The final piece is a long poem in six sections, Dragonfly (Libellula). It’s partly an exploration of our place in nature: 

                                    How hopelessly cut off from words,
the green eye of the little lake, so green
its green appears improbable… 

Amongst the capacities which define us as human, language is arguably the most salient. It’s ours alone and no more than about fifty thousand years old. Everything which preceded it is, in a way, “hopelessly cut off from words”, which works both ways of course: we are cut off from  our pre-linguistic ancestors and their world.


                                    Is equilibrium found
in the absence of meaning, in the wise
surrender to the uncertain winds…?


We are part of nature, our human capacities pre-determined by it, but unlike other creatures we are our own problem because along with language come abstract thought and reflexive consciousness. Part three of the poem pulls it back to disturbing contemporary social reality:


“We’re doing a survey,
you got a minute?”


What do I think…
About all these foreign criminals seeking asylum?
Do I agree it’s time we clean house,
Build a beautiful wall for these Black and mongoloids? 

The interpolation of this section with its sudden foregrounding of human conflict, ignorance and prejudice brings sharply into focus the odd status of our species; nature may be red in tooth and claw but no other creatures let themselves down by failing to realise their endowments. Granted the capacity for reason, we deny it for the sake of delusions of supremacy. 

There’s a lovely, tender poem, Sand: 

                                   You don’t know this, but often I wake at night.
I lie next to you a long time in the dark
and listen to you sleep..
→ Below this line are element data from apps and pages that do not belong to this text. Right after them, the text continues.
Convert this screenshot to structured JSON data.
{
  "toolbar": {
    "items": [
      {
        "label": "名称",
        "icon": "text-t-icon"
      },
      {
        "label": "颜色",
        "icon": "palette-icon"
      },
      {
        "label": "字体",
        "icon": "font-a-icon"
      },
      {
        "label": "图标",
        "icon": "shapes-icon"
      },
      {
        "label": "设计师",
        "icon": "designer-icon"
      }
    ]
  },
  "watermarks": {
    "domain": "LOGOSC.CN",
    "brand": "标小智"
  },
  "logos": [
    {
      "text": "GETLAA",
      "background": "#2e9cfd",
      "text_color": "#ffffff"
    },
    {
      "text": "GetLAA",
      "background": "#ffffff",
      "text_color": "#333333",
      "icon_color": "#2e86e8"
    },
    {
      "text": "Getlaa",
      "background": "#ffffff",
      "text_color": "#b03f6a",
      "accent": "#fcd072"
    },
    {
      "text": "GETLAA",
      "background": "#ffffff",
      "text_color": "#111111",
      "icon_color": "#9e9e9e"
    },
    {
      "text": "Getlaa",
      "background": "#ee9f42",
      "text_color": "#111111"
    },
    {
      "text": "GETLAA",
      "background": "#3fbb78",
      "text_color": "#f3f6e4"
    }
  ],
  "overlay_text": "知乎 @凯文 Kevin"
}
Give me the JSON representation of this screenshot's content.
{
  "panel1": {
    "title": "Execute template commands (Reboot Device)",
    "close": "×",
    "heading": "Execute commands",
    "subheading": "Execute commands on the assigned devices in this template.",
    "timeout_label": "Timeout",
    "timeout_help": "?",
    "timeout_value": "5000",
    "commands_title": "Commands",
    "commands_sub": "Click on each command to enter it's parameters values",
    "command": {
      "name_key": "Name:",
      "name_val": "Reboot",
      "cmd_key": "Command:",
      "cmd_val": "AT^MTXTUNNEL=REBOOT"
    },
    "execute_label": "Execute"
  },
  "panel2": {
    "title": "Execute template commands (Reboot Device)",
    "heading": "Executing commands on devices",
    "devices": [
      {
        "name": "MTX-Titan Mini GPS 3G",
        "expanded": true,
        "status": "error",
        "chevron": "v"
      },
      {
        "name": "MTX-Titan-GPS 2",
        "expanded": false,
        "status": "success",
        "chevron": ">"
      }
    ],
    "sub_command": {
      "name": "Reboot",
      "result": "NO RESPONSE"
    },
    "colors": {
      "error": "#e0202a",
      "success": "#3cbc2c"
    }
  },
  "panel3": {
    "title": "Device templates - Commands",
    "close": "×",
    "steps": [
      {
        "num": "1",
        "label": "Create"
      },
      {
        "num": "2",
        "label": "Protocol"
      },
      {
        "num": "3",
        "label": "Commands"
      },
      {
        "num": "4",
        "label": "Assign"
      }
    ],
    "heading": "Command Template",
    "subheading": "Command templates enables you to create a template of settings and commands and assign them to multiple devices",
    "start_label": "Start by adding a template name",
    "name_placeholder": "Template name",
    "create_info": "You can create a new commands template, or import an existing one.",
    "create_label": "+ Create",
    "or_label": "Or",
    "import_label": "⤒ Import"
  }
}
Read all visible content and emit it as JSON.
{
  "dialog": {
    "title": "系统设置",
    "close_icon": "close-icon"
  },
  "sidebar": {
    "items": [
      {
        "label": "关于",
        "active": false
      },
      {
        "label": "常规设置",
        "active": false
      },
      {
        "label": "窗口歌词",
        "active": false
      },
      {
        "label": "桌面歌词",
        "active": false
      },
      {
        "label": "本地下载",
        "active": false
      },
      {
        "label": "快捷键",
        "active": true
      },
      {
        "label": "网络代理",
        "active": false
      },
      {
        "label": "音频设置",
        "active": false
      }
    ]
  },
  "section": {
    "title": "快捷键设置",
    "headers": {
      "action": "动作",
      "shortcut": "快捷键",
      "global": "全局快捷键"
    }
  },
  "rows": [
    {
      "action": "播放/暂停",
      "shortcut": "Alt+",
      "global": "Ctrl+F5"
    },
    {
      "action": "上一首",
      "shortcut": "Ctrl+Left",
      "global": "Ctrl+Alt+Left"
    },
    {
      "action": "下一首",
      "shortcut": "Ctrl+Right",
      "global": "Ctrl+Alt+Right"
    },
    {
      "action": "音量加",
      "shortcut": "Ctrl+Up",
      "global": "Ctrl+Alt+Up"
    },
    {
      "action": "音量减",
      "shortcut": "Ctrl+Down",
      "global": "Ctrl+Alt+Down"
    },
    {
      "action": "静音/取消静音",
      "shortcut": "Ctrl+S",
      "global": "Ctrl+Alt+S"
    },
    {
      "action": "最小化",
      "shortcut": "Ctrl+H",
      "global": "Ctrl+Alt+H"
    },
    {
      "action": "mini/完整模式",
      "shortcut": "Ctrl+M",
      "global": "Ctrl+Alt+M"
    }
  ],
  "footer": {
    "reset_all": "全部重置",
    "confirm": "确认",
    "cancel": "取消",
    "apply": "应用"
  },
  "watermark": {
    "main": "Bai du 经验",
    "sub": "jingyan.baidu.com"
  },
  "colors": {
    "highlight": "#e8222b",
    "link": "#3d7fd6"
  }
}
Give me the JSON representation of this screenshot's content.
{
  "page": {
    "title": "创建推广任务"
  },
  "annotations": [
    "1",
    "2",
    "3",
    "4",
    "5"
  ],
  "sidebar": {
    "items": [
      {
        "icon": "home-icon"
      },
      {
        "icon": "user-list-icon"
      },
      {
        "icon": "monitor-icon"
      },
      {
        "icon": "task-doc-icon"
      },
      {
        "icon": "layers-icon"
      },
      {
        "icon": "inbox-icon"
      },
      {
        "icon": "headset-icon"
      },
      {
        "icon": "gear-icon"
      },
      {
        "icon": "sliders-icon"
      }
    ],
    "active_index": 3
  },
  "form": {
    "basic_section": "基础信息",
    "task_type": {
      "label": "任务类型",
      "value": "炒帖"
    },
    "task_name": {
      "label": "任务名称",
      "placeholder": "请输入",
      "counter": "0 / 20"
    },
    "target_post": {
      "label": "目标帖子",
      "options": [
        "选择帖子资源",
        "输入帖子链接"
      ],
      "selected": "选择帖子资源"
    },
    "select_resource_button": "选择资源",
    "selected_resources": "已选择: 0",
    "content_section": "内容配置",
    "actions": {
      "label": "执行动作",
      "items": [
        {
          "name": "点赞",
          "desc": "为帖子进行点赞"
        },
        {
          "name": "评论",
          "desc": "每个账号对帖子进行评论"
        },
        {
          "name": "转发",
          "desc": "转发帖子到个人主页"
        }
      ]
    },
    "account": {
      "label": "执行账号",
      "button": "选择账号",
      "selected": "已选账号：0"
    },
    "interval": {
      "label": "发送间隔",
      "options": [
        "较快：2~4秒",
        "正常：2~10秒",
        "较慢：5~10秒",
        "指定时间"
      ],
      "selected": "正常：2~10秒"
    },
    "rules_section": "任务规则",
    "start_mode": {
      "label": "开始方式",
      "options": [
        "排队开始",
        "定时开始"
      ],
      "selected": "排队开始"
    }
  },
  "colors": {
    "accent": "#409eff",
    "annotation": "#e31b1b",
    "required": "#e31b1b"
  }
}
an exemplar of Pusterla’s modest, extraordinary poetic skill and the simple fastidiousness, dignity and elegance which are his hallmarks.